# [Supplied material]
+++++

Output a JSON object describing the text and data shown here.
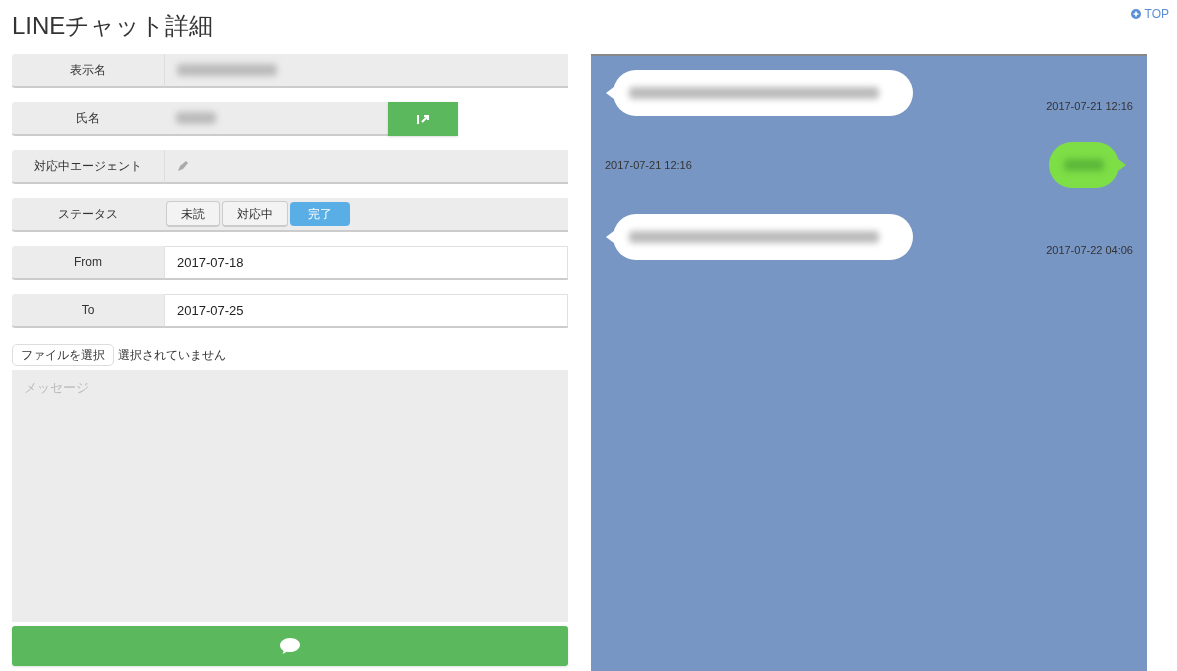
{
  "top_link": {
    "label": "TOP"
  },
  "title": "LINEチャット詳細",
  "fields": [
    {
      "kind": "blurred",
      "label": "表示名"
    },
    {
      "kind": "blurred_button",
      "label": "氏名"
    },
    {
      "kind": "edit",
      "label": "対応中エージェント"
    },
    {
      "kind": "status",
      "label": "ステータス",
      "options": [
        {
          "label": "未読",
          "selected": false
        },
        {
          "label": "対応中",
          "selected": false
        },
        {
          "label": "完了",
          "selected": true
        }
      ]
    },
    {
      "kind": "input",
      "label": "From",
      "value": "2017-07-18"
    },
    {
      "kind": "input",
      "label": "To",
      "value": "2017-07-25"
    }
  ],
  "file": {
    "button": "ファイルを選択",
    "status": "選択されていません"
  },
  "message": {
    "placeholder": "メッセージ"
  },
  "chat": [
    {
      "kind": "incoming",
      "time": "2017-07-21 12:16"
    },
    {
      "kind": "outgoing",
      "time": "2017-07-21 12:16"
    },
    {
      "kind": "incoming",
      "time": "2017-07-22 04:06"
    }
  ]
}
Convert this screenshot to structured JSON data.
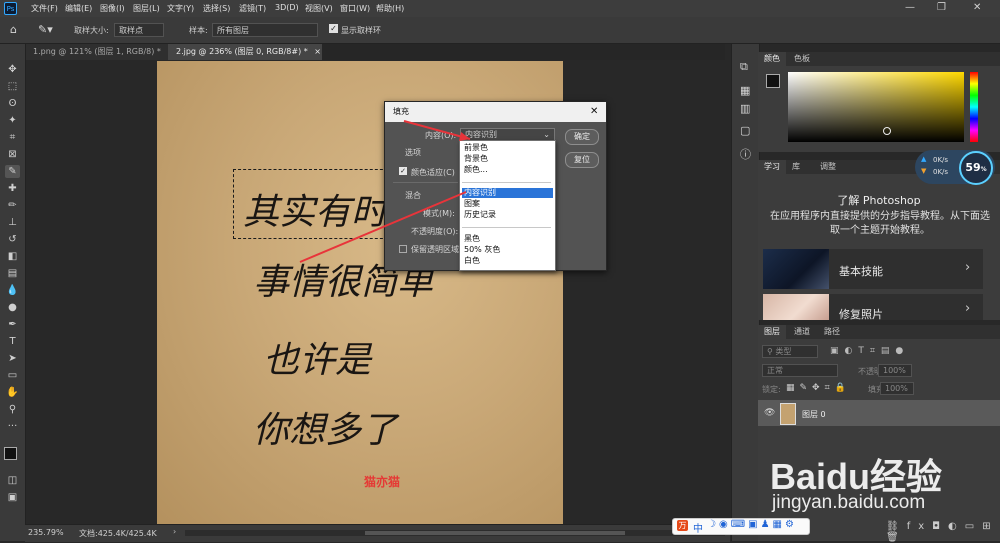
{
  "menubar": {
    "logo": "Ps",
    "items": [
      "文件(F)",
      "编辑(E)",
      "图像(I)",
      "图层(L)",
      "文字(Y)",
      "选择(S)",
      "滤镜(T)",
      "3D(D)",
      "视图(V)",
      "窗口(W)",
      "帮助(H)"
    ]
  },
  "options": {
    "sample_size_label": "取样大小:",
    "sample_size_value": "取样点",
    "sample_label": "样本:",
    "sample_value": "所有图层",
    "show_ring_label": "显示取样环"
  },
  "tabs": [
    {
      "label": "1.png @ 121% (图层 1, RGB/8) *"
    },
    {
      "label": "2.jpg @ 236% (图层 0, RGB/8#) *"
    }
  ],
  "canvas": {
    "lines": [
      "其实有时候",
      "事情很简单",
      "也许是",
      "你想多了"
    ],
    "stamp": "猫亦猫"
  },
  "dialog": {
    "title": "填充",
    "content_label": "内容(O):",
    "content_value": "内容识别",
    "ok_label": "确定",
    "reset_label": "复位",
    "options_label": "选项",
    "color_adapt_label": "颜色适应(C)",
    "blend_label": "混合",
    "mode_label": "模式(M):",
    "opacity_label": "不透明度(O):",
    "preserve_label": "保留透明区域"
  },
  "dropdown": {
    "group1": [
      "前景色",
      "背景色",
      "颜色..."
    ],
    "group2": [
      "内容识别",
      "图案",
      "历史记录"
    ],
    "group3": [
      "黑色",
      "50% 灰色",
      "白色"
    ],
    "selected": "内容识别"
  },
  "statusbar": {
    "zoom": "235.79%",
    "doc": "文档:425.4K/425.4K"
  },
  "color_panel": {
    "tabs": [
      "颜色",
      "色板"
    ]
  },
  "learn_panel": {
    "tabs": [
      "学习",
      "库",
      "调整"
    ],
    "heading": "了解 Photoshop",
    "description": "在应用程序内直接提供的分步指导教程。从下面选取一个主题开始教程。",
    "cards": [
      {
        "label": "基本技能"
      },
      {
        "label": "修复照片"
      }
    ]
  },
  "net_widget": {
    "percent": "59",
    "unit": "%",
    "up": "0K/s",
    "down": "0K/s"
  },
  "layers_panel": {
    "tabs": [
      "图层",
      "通道",
      "路径"
    ],
    "kind_label": "类型",
    "mode_value": "正常",
    "opacity_label": "不透明度:",
    "opacity_value": "100%",
    "lock_label": "锁定:",
    "fill_label": "填充:",
    "fill_value": "100%",
    "layer_name": "图层 0"
  },
  "watermark": {
    "brand": "Baidu经验",
    "url": "jingyan.baidu.com"
  },
  "ime_bar": {
    "label": "中"
  },
  "colors": {
    "accent": "#31a8ff",
    "selection": "#2a74d8",
    "arrow": "#e8343a"
  }
}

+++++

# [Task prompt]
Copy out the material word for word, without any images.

# [Expected answer]
Output a JSON object describing the text and data shown here.
{
  "top_link": {
    "label": "TOP"
  },
  "title": "LINEチャット詳細",
  "fields": [
    {
      "kind": "blurred",
      "label": "表示名"
    },
    {
      "kind": "blurred_button",
      "label": "氏名"
    },
    {
      "kind": "edit",
      "label": "対応中エージェント"
    },
    {
      "kind": "status",
      "label": "ステータス",
      "options": [
        {
          "label": "未読",
          "selected": false
        },
        {
          "label": "対応中",
          "selected": false
        },
        {
          "label": "完了",
          "selected": true
        }
      ]
    },
    {
      "kind": "input",
      "label": "From",
      "value": "2017-07-18"
    },
    {
      "kind": "input",
      "label": "To",
      "value": "2017-07-25"
    }
  ],
  "file": {
    "button": "ファイルを選択",
    "status": "選択されていません"
  },
  "message": {
    "placeholder": "メッセージ"
  },
  "chat": [
    {
      "kind": "incoming",
      "time": "2017-07-21 12:16"
    },
    {
      "kind": "outgoing",
      "time": "2017-07-21 12:16"
    },
    {
      "kind": "incoming",
      "time": "2017-07-22 04:06"
    }
  ]
}
Convert this screenshot to structured JSON data.
{
  "menubar": {
    "logo": "Ps",
    "items": [
      "文件(F)",
      "编辑(E)",
      "图像(I)",
      "图层(L)",
      "文字(Y)",
      "选择(S)",
      "滤镜(T)",
      "3D(D)",
      "视图(V)",
      "窗口(W)",
      "帮助(H)"
    ]
  },
  "options": {
    "sample_size_label": "取样大小:",
    "sample_size_value": "取样点",
    "sample_label": "样本:",
    "sample_value": "所有图层",
    "show_ring_label": "显示取样环"
  },
  "tabs": [
    {
      "label": "1.png @ 121% (图层 1, RGB/8) *"
    },
    {
      "label": "2.jpg @ 236% (图层 0, RGB/8#) *"
    }
  ],
  "canvas": {
    "lines": [
      "其实有时候",
      "事情很简单",
      "也许是",
      "你想多了"
    ],
    "stamp": "猫亦猫"
  },
  "dialog": {
    "title": "填充",
    "content_label": "内容(O):",
    "content_value": "内容识别",
    "ok_label": "确定",
    "reset_label": "复位",
    "options_label": "选项",
    "color_adapt_label": "颜色适应(C)",
    "blend_label": "混合",
    "mode_label": "模式(M):",
    "opacity_label": "不透明度(O):",
    "preserve_label": "保留透明区域"
  },
  "dropdown": {
    "group1": [
      "前景色",
      "背景色",
      "颜色..."
    ],
    "group2": [
      "内容识别",
      "图案",
      "历史记录"
    ],
    "group3": [
      "黑色",
      "50% 灰色",
      "白色"
    ],
    "selected": "内容识别"
  },
  "statusbar": {
    "zoom": "235.79%",
    "doc": "文档:425.4K/425.4K"
  },
  "color_panel": {
    "tabs": [
      "颜色",
      "色板"
    ]
  },
  "learn_panel": {
    "tabs": [
      "学习",
      "库",
      "调整"
    ],
    "heading": "了解 Photoshop",
    "description": "在应用程序内直接提供的分步指导教程。从下面选取一个主题开始教程。",
    "cards": [
      {
        "label": "基本技能"
      },
      {
        "label": "修复照片"
      }
    ]
  },
  "net_widget": {
    "percent": "59",
    "unit": "%",
    "up": "0K/s",
    "down": "0K/s"
  },
  "layers_panel": {
    "tabs": [
      "图层",
      "通道",
      "路径"
    ],
    "kind_label": "类型",
    "mode_value": "正常",
    "opacity_label": "不透明度:",
    "opacity_value": "100%",
    "lock_label": "锁定:",
    "fill_label": "填充:",
    "fill_value": "100%",
    "layer_name": "图层 0"
  },
  "watermark": {
    "brand": "Baidu经验",
    "url": "jingyan.baidu.com"
  },
  "ime_bar": {
    "label": "中"
  },
  "colors": {
    "accent": "#31a8ff",
    "selection": "#2a74d8",
    "arrow": "#e8343a"
  }
}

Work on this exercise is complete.